With all of the real estate questions caused by COVID-19 and the economic slowdown we’re experiencing across the country in 2020, many are asking if the Arizona housing market is in trouble. For everyone who remembers 2008, it's logical to ask that question.
Many of us in Arizona experienced financial hardships, lost homes, and were out of work during the Great Recession – the recession that started with a housing and mortgage crisis. Today in 2020, we face a very different challenge: an external health crisis that has caused a pause in much of the economy and a major shutdown of many parts of the country.
Let’s look at a few things the experts know about today’s Arizona housing market that were different in 2008.
1. Annual Home Price Appreciation
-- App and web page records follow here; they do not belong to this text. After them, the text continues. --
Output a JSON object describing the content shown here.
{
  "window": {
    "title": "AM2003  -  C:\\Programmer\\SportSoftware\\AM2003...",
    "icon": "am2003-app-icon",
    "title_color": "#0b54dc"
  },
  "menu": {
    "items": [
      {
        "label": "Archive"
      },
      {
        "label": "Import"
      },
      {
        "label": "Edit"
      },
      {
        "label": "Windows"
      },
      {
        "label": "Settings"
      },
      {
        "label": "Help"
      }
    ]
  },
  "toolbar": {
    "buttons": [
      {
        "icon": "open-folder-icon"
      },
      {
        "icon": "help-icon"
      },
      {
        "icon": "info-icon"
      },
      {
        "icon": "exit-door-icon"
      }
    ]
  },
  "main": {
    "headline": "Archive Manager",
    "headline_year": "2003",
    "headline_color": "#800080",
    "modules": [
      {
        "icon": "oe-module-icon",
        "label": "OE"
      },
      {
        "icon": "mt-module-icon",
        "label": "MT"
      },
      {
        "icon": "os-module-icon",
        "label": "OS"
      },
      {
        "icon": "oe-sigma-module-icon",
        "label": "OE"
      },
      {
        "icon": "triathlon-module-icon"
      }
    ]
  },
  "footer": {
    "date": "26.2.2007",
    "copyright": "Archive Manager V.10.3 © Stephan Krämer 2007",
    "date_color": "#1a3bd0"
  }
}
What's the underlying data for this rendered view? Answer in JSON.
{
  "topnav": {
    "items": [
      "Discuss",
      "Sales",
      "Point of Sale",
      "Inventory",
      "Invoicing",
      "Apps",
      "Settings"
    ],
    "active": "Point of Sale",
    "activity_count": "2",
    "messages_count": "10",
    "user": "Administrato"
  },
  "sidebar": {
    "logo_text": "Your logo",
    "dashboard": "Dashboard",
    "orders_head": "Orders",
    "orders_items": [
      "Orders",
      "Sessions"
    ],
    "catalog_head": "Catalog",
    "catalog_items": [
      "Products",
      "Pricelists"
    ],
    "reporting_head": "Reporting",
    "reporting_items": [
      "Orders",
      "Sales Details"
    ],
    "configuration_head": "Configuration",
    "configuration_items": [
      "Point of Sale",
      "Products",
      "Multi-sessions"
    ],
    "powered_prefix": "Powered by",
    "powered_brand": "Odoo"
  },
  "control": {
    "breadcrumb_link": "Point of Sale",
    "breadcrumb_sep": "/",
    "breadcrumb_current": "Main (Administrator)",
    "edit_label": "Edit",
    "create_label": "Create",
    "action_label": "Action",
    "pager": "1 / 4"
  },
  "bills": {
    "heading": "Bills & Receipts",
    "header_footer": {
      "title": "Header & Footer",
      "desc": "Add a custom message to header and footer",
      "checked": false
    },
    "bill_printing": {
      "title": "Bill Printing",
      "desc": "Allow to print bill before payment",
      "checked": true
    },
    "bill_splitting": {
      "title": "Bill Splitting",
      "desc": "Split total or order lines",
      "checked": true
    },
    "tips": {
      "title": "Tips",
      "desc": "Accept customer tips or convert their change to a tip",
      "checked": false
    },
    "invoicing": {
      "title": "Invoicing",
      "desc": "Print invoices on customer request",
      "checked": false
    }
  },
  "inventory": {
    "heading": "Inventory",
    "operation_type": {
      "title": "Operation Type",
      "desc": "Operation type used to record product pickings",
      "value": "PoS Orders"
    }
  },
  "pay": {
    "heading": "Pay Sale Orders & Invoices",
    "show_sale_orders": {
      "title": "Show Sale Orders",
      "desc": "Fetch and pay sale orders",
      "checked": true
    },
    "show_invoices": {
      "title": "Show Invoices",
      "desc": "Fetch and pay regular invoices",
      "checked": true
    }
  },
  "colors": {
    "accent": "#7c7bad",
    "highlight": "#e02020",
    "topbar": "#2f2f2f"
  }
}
When we look at home price appreciation in the visual below, there’s a big difference between the 6 years prior to the housing crash and the most recent 6-year period of time. Leading up to the crash, we had much higher appreciation in Arizona than we see today. In fact, the highest level of appreciation most recently is below the lowest level we saw leading up to the crash. Prices have been rising in 2020, but not at the rate they were climbing back when we had runaway appreciation.
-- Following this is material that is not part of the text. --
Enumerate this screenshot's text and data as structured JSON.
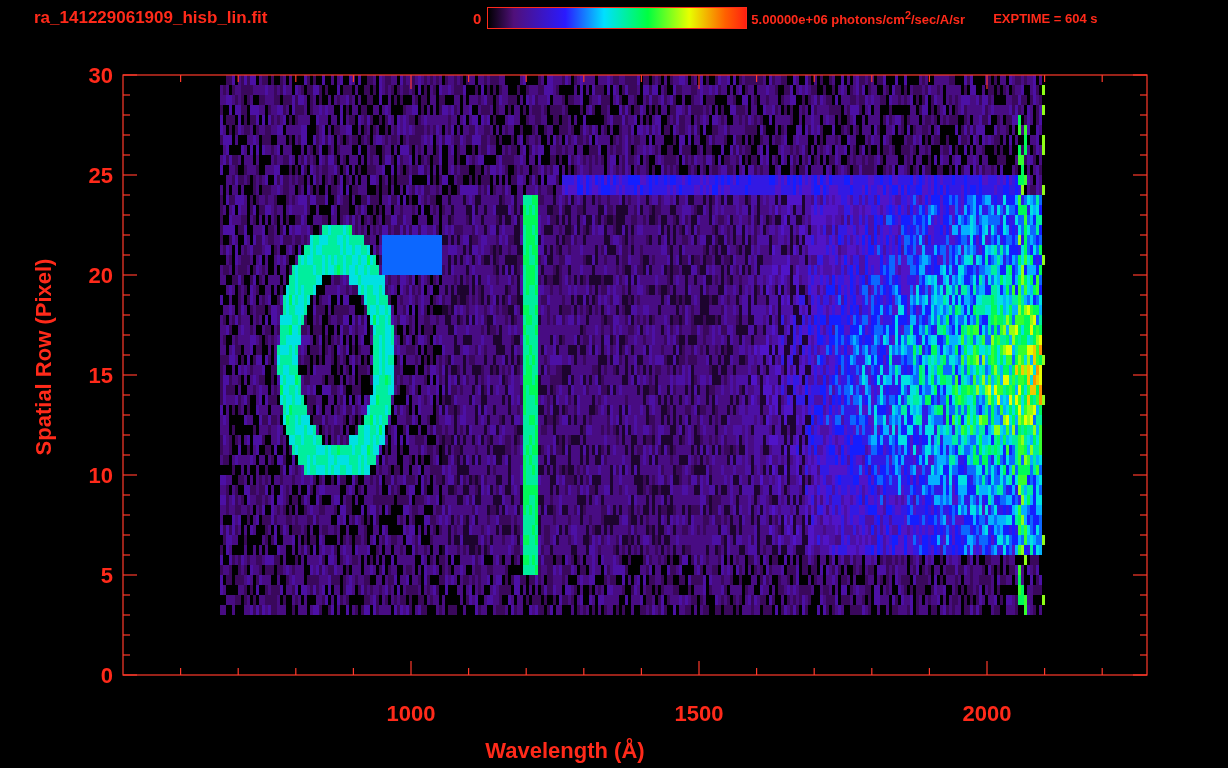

2. Mortgage Credit and Equity
The home Mortgage Credit Availability Index is a monthly measure by the Mortgage Bankers Association that gauges the level of difficulty to secure a home loan. The higher the index, the easier it is to get a loan; the lower the index, the harder. Today 2020, we’re nowhere near the levels seen before the housing crash in Arizona when it was very easy to get approved for a mortgage. After the crash, however, lending standards tightened and have remained that way leading up to today.
3. Number of Homes for Sale 2020 Inventory compared
One of the causes of the Arizona housing crash in 2008 was an oversupply of homes for sale. Today, as shown in the next image, we see a much different picture. We don’t have enough homes on the market for the number of people who want to buy them. Across the country, we have less than 6 months of inventory, an under supply of homes available for interested buyers.
4. Use of Home Equity and Refinances
The chart below shows the difference in how people are accessing the equity in their Arizona homes today as compared to 2008. In 2008, consumers were harvesting equity from their homes (through cash-out refinances) and using it to finance their lifestyles. By Now in 2020, consumers are treating the equity in their Surprise AZ homes much more cautiously.
5. Home Equity 2020
2020, 53.8% of homes across the country and in Surprise AZ have at least 50% equity. In 2008, homeowners walked away when they owed more than what their Arizona homes were worth. With the equity homeowners have now, they’re much less likely to walk away from their homes.
The COVID-19 crisis is causing in 2020 is causing different challenges in Arizona than the ones we faced in 2008. Back then, we had a housing crisis; 2020, we face a health crisis. What we know so far in 2020 that housing is in a much stronger position today than it was in 2008. It is no longer the center of the economic slowdown. Rather, it could be just what helps pull us out of the downturn.